We are making some great friends, Godfrey & Hope. They live about 5 minutes away from the base. Godfrey runs the finance/administration office for YWAM. Hope runs a ministry with prostitutes. We are taking kinyarwanda lessons with Hope. They invited us to go out with them in the evening for a meal and bowling. We hopped on motos (its a good way to travel quickly without breaking the bank), and felt like a moto-gang as we went to the Chinese restaurant. We walked around back to the beautiful garden restaurant, and saw that the place was almost empty. “Do you have reservations?” they asked. We almost laughed, seeing all the empty tables. “We’re full,” they told us. hmmm… OK. So, we tried to regroup. None of us go out very much, so it was hard to come up with another place to go. We wondered, considered, and Hope volunteered that she knew of a Mexican place – we thought we could try it. So, we recruited 4 more motos, and our little moto gang travelled to the Mexican place. CLOSED.
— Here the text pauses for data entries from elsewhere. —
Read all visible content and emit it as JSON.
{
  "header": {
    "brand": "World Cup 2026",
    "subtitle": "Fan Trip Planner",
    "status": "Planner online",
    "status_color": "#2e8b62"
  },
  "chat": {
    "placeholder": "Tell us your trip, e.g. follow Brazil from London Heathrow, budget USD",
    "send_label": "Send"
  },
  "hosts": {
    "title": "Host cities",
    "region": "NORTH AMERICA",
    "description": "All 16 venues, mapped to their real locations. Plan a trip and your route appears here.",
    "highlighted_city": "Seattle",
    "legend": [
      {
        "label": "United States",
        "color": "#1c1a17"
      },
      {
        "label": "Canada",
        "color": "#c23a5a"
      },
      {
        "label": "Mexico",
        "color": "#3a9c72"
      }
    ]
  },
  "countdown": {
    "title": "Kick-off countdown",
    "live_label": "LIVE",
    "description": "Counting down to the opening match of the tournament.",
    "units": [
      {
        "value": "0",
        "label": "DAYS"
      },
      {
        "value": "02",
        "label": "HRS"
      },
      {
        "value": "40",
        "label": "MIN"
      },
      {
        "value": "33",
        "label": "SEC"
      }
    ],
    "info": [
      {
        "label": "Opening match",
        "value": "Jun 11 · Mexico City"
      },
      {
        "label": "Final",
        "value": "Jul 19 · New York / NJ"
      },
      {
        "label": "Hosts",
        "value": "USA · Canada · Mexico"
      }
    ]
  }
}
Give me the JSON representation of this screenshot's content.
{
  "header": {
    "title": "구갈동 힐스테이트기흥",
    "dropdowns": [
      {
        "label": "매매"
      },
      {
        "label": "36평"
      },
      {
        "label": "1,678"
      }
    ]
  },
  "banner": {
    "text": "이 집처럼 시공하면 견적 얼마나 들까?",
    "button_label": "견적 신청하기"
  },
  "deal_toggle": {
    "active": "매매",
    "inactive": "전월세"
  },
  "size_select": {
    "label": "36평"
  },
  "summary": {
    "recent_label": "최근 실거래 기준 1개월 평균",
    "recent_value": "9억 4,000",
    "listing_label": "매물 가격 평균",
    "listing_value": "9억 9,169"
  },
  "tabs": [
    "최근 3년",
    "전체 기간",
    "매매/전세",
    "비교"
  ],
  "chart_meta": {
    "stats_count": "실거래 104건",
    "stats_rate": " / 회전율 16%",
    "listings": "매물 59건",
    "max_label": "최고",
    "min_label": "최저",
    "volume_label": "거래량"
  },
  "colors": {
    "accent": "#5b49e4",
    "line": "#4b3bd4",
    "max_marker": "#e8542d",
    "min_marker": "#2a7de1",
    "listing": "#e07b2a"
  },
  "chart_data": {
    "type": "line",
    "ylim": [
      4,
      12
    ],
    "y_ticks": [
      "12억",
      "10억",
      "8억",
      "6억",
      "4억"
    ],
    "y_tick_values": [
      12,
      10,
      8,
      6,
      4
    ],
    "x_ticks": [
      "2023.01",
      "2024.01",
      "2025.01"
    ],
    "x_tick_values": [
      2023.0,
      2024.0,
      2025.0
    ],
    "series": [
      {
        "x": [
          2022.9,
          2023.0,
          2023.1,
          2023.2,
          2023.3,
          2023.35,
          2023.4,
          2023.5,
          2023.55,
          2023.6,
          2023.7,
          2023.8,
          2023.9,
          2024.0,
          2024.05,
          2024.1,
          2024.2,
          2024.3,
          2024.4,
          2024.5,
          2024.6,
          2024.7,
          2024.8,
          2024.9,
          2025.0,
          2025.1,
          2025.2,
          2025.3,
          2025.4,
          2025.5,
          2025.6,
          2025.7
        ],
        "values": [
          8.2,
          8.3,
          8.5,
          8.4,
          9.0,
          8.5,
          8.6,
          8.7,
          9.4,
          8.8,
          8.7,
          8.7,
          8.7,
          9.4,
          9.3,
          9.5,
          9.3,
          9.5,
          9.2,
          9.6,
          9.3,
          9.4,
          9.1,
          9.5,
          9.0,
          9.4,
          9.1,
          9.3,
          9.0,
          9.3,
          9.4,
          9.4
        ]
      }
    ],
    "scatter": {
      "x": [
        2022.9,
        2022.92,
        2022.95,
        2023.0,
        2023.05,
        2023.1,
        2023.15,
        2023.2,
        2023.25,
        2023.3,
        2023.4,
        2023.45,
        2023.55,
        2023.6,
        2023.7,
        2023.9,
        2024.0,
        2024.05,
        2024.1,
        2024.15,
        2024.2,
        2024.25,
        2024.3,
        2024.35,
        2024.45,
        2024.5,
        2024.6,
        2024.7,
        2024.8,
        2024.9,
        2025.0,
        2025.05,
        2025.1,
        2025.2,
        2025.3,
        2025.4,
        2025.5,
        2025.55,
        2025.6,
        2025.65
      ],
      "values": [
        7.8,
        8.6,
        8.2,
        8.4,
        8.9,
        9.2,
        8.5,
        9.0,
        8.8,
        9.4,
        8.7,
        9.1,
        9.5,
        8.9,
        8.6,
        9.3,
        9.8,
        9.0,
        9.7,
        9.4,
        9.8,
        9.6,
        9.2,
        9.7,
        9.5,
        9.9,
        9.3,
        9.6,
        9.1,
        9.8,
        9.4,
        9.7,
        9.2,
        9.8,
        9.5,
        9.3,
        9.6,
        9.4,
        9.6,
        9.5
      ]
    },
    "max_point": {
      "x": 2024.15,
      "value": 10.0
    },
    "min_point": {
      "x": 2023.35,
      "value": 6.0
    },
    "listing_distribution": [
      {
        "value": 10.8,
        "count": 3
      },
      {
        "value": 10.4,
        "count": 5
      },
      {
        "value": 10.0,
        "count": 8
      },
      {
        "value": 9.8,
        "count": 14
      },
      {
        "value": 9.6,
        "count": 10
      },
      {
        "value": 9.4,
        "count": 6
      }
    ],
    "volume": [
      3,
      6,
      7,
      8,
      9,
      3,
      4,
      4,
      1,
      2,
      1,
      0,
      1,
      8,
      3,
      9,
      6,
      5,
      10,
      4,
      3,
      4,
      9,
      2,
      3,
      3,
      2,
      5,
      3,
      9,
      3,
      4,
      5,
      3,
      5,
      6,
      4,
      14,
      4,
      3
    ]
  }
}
We couldn’t believe it – strike 2. We dithered for a bit, didn’t want to go backwards, and finally decided to just go to the place we were planning to bowl at: apparently there was a small cafe there. Motos again. When we pulled up to the place, some guys were handing out flyers: for a New Year’s party, that apparently went until 4 am. Well, we weren’t really looking for a party, but no one else was there, so we decided that if we were at a place we could get food, we would stay. So then a mzungu came along and explained to us: “They are all busy getting ready for the party later.” Apparently, the party starts at 4 am. Its the after-party that everyone comes to when all the other parties close. Last year there were 1500 people!!!! We couldn’t believe that. “So… can we get some food anyway?” Sure (he told us, disappointed that we weren’t really excited abouyt partying until noon the next day). So by 10 pm, we finally got to eat. It wasn’t the amazing Chinese we had originally been planning on, but burgers were still a nice treat.

Then bowling! Theres not much in the way of recreation available, so this is very exciting. Godfrey, who had never bowled before, left us all in the dust.

And we took motos one more time on the way home!

All in all, our celebrations were pretty low key, a little disappointing, but we did get to hang out with some good friends and have a some rest before the big plunge. We had great communication from people at home and even got one of our Christmas packages!